Thing is, he's not alone.
Tom Lehman, a former major champion who won a senior major this year, is also at Disney, trying to play his way into the top 125 money winners so he will be fully exempt on the PGA Tour next year.
And then there's Michael Allen, who has never won a PGA Tour event but shot 61 during the third round of the season-ending Charles Schwab Cup on the Champions Tour last week in San Francisco, finished second then flew to Disney to try and protect his position at No. 124 on the money list.
"I love playing out here," Allen, 51, said. "There's so many wonderful golf tournaments out here that I really enjoy and I've played for so many years.
"And I still haven't won out here. That's the one thing I want to do. I want to be able to finish my career and say I won, so I need more opportunities to do that. And I still feel like I can play out here."
Allen played 16 times on the PGA Tour this year and has earned $726,631 to rank 124th. But he put himself in a precarious position by missing the cut at Disney, leaving his full-time fate in the hands of others this weekend.
Last month, Allen nearly won the Viking Classic, finishing second to earn $388,800 -- more than half of his season total. He tied for fifth at Torrey Pines but missed seven cuts, which ultimately is why he is on the bubble.
And yet, if he wanted to live the easy life amid golf carts and cigars ...
In 14 Champions Tour events, Allen, who won the 2009 Senior Players Championship, had seven top-10s, including three runner-up finishes.
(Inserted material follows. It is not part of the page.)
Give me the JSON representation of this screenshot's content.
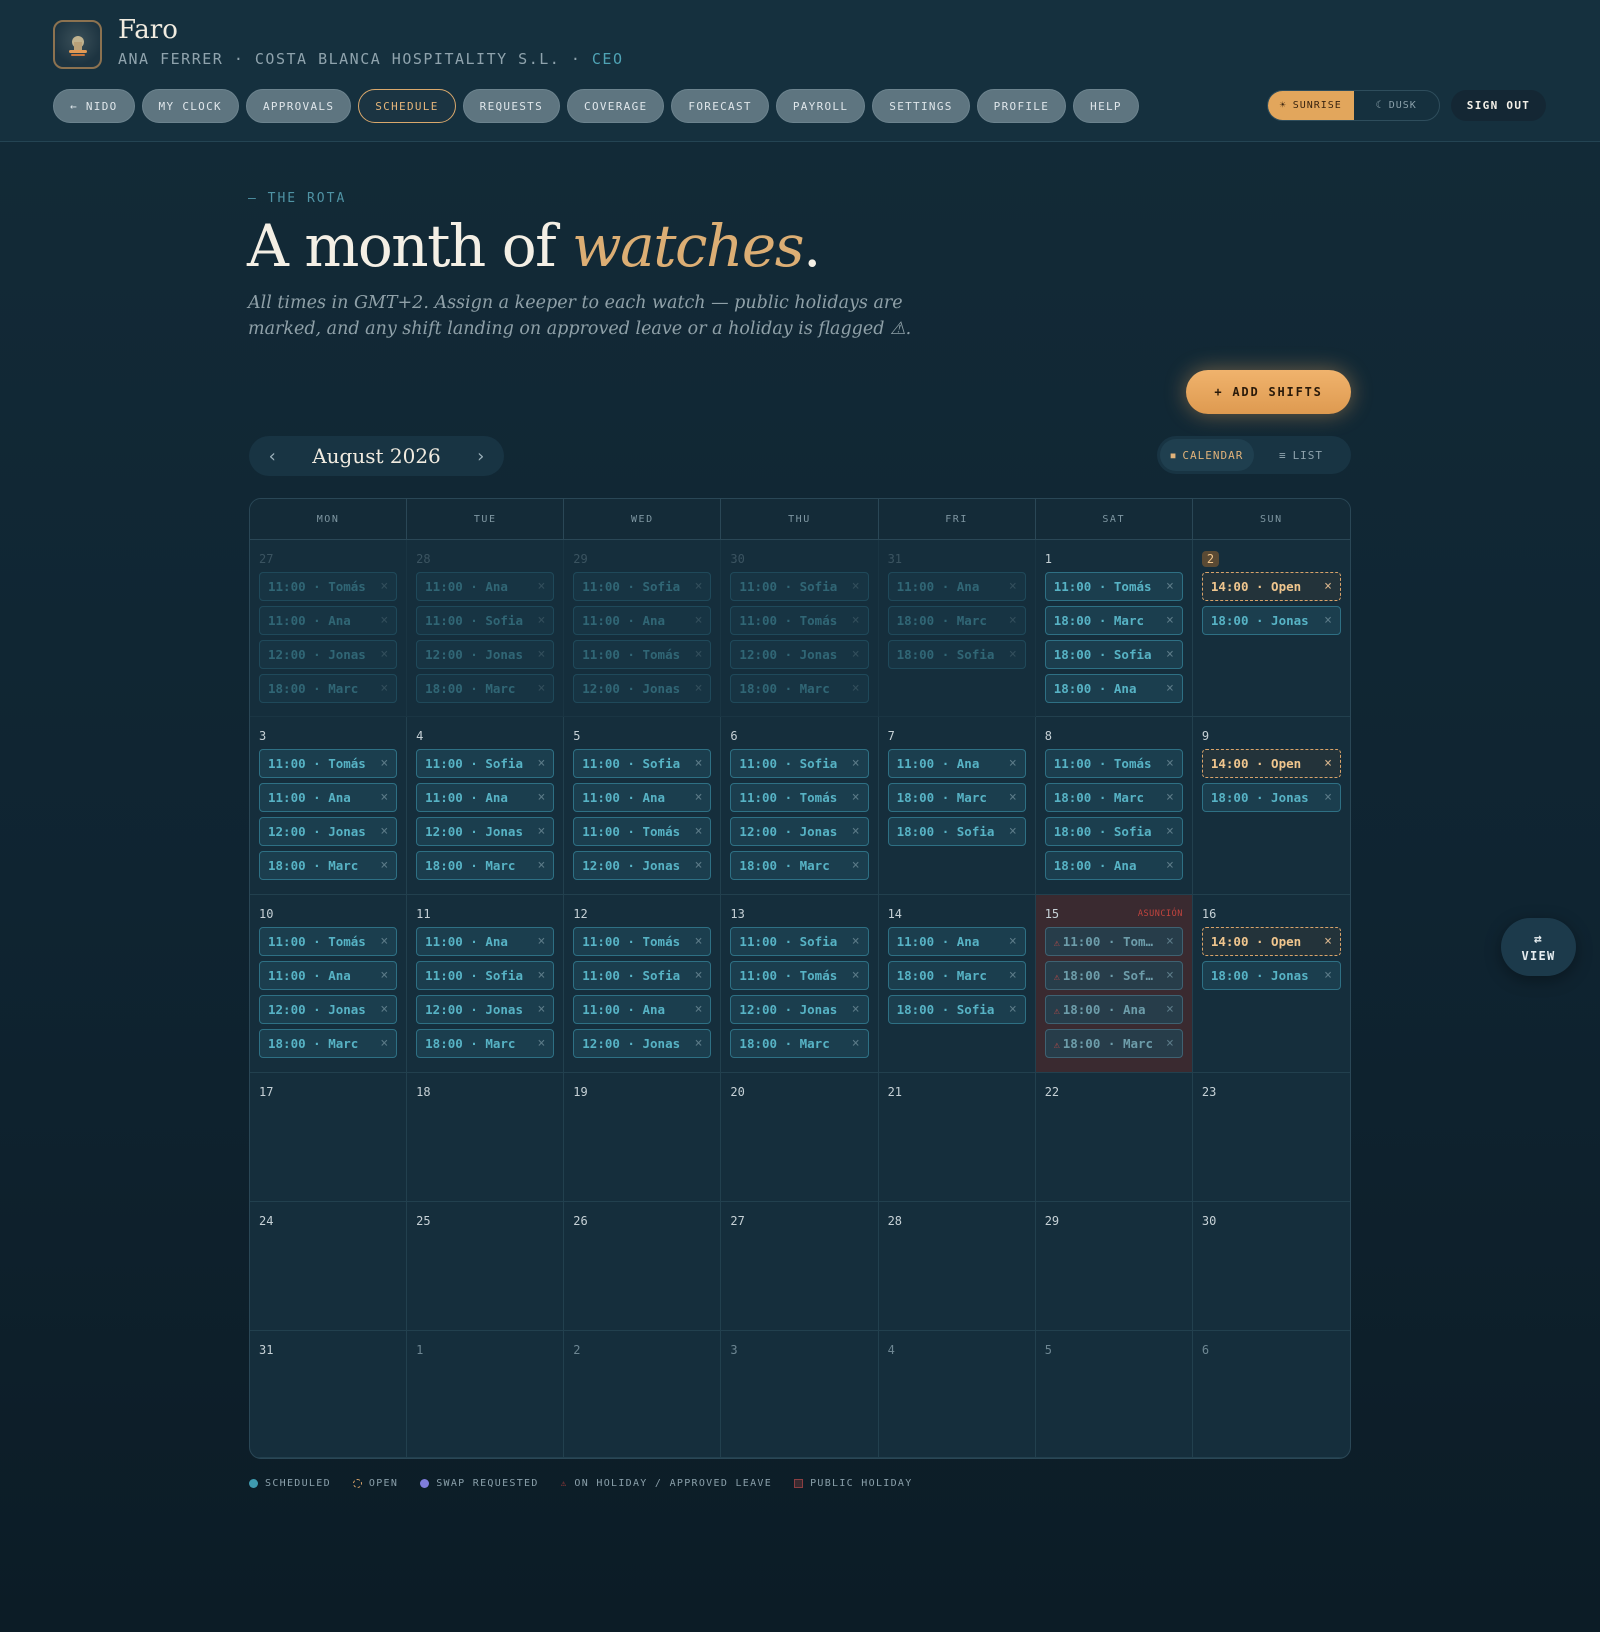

He earned more than $1.1 million.
Pernice was even more impressive on the Champions Tour, having finished in the top 10 in his past nine starts, including five top-5s.
As long as my game's there where I feel like I can still compete, I want to play against the best in the world.
”-- Tom Pernice
"A lot of people aren't near as fortunate as I am, so I'm thankful that the Champions Tour is there, and it's a great place to play and all the guys I grew up with and played with out here for 25 years are over there. So I'm not complaining," said Pernice, who came into the week 137th on the PGA Tour money list and is tied for 27th at 6 under after two rounds.
"A lot of them wonder why you want to compete against the best, but that's just my decision."
One of them is Lehman, who has made more of a transition to the Champions Tour, where he played 14 times this year and earned more than $1.1 million, with nine top-10 finishes.
In eight appearances on the regular tour, Lehman had three top-25 finishes and finds himself well outside of the top 125, at No. 178 with $297,800. Lehman, who is tied for 15th at 7 under, would need to finish solo second to move into the top 125.
Now 51, the former British Open champion and U.S. Ryder Cup team captain all but conceded Friday that he would be spending most of next year on the Champions Tour, save for the occasional PGA Tour appearance.
"I feel a bit of a responsibility to support that tour out there," Lehman said. "I enjoy it, really like the guys out there, competition is good. The window out there to be successful is for guys in their early to mid-50s, so I think this is a good time to be out there.
"At the end of the day, you have to be committed one way or the other. I've played two years where I've sort of split my time and played well. But you have to be all in or not."
"I was 14th at the British Open this year," Lehman said. "That's the kind of week that makes you think twice."
Bob Harig covers golf for ESPN.com. He can be reached at BobHarig@gmail.com.